Imagine, for a moment…
We’re sitting together on a bench, on a bridge overlooking the river mouth. The sun is rising or setting across the horizon, painting watercolours in the sky. You open your mouth, as if to say something, and you take my hand.
And it isn’t until then, until that moment that you know. For the first time, you take my hand goodbye.
And a meteorite or a plane or something streaks across the sky to shatter the bridge’s foundations, and you drag me with you, or I drag you, as we race to get off the bridge before it falls.
With the bridge, collapses our life together. Moments that we thought we had turn to ash in our mouths, and you can’t remember if we were ever truly happy. Perhaps we were just trying too hard to accept the truth.
The city we run through is a photo album, an architectural collage of our lives together, mismatched balconies and rooftop gardens which make no sense except in the particular psychography of sharing an era.

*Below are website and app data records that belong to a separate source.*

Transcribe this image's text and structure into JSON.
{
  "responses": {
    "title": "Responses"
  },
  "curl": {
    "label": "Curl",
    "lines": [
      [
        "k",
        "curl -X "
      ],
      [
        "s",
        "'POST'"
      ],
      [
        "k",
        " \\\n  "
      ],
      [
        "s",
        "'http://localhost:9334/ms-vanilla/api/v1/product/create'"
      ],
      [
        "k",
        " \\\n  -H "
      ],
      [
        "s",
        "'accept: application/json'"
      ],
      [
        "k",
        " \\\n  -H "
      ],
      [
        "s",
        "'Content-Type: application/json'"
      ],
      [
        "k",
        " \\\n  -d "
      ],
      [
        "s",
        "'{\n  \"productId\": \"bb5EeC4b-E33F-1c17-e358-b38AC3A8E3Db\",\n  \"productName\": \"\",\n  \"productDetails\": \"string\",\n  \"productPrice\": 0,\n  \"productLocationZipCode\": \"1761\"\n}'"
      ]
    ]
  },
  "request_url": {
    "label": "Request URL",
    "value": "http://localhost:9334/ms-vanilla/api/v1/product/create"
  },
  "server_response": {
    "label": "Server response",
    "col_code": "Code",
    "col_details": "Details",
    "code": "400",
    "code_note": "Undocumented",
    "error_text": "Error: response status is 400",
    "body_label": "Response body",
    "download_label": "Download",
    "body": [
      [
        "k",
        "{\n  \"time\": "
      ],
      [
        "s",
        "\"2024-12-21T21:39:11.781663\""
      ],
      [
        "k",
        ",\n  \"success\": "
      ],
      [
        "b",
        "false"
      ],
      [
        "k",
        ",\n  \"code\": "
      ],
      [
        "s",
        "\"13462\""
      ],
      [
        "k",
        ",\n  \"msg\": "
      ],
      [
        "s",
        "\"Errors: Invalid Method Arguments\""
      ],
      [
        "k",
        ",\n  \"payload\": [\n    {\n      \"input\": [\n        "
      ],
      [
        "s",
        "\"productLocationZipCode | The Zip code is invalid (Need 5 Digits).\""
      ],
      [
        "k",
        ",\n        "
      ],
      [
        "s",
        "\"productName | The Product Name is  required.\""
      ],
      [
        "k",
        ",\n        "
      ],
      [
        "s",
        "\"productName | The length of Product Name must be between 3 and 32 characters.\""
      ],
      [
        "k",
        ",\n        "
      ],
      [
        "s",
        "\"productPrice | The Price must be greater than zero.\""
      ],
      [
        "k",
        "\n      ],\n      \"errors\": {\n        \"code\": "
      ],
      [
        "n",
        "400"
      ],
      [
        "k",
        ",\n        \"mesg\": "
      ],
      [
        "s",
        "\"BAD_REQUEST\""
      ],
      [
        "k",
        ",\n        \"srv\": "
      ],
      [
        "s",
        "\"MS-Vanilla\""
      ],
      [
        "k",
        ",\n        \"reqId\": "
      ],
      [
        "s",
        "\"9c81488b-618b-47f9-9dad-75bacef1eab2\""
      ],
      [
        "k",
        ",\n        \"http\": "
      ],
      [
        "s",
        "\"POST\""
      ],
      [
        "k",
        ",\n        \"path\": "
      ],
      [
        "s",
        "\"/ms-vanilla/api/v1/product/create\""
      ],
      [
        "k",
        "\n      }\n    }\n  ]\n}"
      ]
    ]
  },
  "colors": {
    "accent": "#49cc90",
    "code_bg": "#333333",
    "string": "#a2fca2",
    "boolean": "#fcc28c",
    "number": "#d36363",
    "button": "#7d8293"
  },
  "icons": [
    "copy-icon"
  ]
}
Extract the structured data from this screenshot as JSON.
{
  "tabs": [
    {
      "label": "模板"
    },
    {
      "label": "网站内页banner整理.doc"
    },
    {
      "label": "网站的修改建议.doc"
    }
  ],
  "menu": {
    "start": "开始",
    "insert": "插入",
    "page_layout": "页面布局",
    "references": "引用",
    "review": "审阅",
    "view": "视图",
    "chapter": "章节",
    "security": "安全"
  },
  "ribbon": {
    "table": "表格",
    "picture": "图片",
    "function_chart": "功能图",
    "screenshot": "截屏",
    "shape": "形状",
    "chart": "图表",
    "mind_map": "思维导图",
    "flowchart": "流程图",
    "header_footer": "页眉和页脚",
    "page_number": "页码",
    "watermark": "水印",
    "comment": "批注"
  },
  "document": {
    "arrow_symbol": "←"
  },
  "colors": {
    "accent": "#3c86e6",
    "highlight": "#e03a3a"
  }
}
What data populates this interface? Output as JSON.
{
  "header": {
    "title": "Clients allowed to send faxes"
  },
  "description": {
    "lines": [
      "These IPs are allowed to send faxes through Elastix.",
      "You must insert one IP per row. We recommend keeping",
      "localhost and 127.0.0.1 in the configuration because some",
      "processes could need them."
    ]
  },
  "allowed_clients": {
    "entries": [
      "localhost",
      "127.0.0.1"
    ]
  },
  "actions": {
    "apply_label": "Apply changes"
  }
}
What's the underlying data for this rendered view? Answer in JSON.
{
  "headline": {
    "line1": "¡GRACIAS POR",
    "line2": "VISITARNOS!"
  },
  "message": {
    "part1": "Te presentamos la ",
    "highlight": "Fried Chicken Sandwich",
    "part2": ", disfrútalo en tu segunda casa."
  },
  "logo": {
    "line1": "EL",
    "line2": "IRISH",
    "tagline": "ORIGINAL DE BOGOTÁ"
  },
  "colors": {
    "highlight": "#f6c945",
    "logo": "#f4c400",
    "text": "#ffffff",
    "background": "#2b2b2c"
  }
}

It’s our city, more so than any of its component parts ever were. And it doesn’t care about us, because those cities never did, and it doesn’t always support us, because those cities seldom do, and it tries to stop us, because it knows we’re passing through.
We grab and catch and throw each other across an endless processions of architectural memories, racing hand-in-hand through this museum of us.
Sometimes, I fall and you catch me. Lift me up to your level. Sometimes, it’s you that jumps to grab my hand.
We work together.
We have to.
For those of you watching from home: We’re making a game.
Really, seriously, actually… which must officially make us Game Designers in some capacity (albewe neonates at best, with an awful lot to learn).
Let me catch you up…
About the time I last wrote to you (oh, Reader) we were in the arduous process of putting together a team of Game Designers. This group of mysterious and powerful wizards would be charged with the creation of a World. Beautiful. Unexplored. Something entirely unseen.
That team became the 8-bit Burger, and we immediately set about designing a Game which we felt might reflect our impressions of the universe…
…we knew from the very beginning that it had to be human, flawed and fragile and emotional. We wanted it to capture us at our most vulnerable, and so we decided to tell the story of a break-up.
Of that moment when your skin feels clammy and your spit tastes bitter in your mouth, and you look back through the time you had together and try to figure out which were the happy times, and in which we were simply pretending to be happy for fear of losing each other.
Our heroes race back through the psychogeography of their relationship, a city built of their life together and hostile in the way that all memories become tainted by a break-up. The city collapses under them, it shifts to hinder them, it strives to slow, to stop, to hurt them… and dotted through it are brief moments of peace, oases of solid ground in which our characters can rest.
They have to work together, they can’t do it alone, They run faster hand-in-hand, they have to be there to catch each other, to throw each other, to clear the way for each other as best they can.
With each happy memory, they get closer to the beginning, that moment when they were truly happy and in love.
This isn’t a game about fixing a relationship, though, it isn’t a game about falling back in love. It’s a race back in time, lost and forgotten, an attempt to understand the events after the fact… the autopsy of a relationship.
If you were always there to catch me, and I never for you, then perhaps it was my fault (after all, it takes two). Or maybe we did everything right, and it still didn’t change. Life is weird and complicated, sometimes you miss the train.
– Obviously, this is a two-player game, and we decided to make it a local co-op game (to much consternation from the audience). You have to sit side-by-side and talk to each other to make it.
You can’t do it alone.
We wanted it to be a game you could play with someone you know, a game that would reward you for knowing each other well, and maybe let you know each other better for playing.
– It’s a 2D game, our characters can only move left and right across the face of their city, leaping and throwing and catching each other like a cross between free runners and trapeze artists.
– It’s a 3D game, our characters can run around the corner of city blocks, down into alleys if they chose, the camera pans and turns to keep them moving across it’s screen, always left and right.
– It’s an old scrap book, our scenes are high-contrast, over-saturated, vignetted in photo-fading. Our world is stain-textured and half-tone dotted, imperfect and anthropomorphous.
We built it using the Unity3D engine, and it’s slowly taking shape. Pretty soon, we’ll have something to show you. Maybe something you can play. Maybe with someone you know.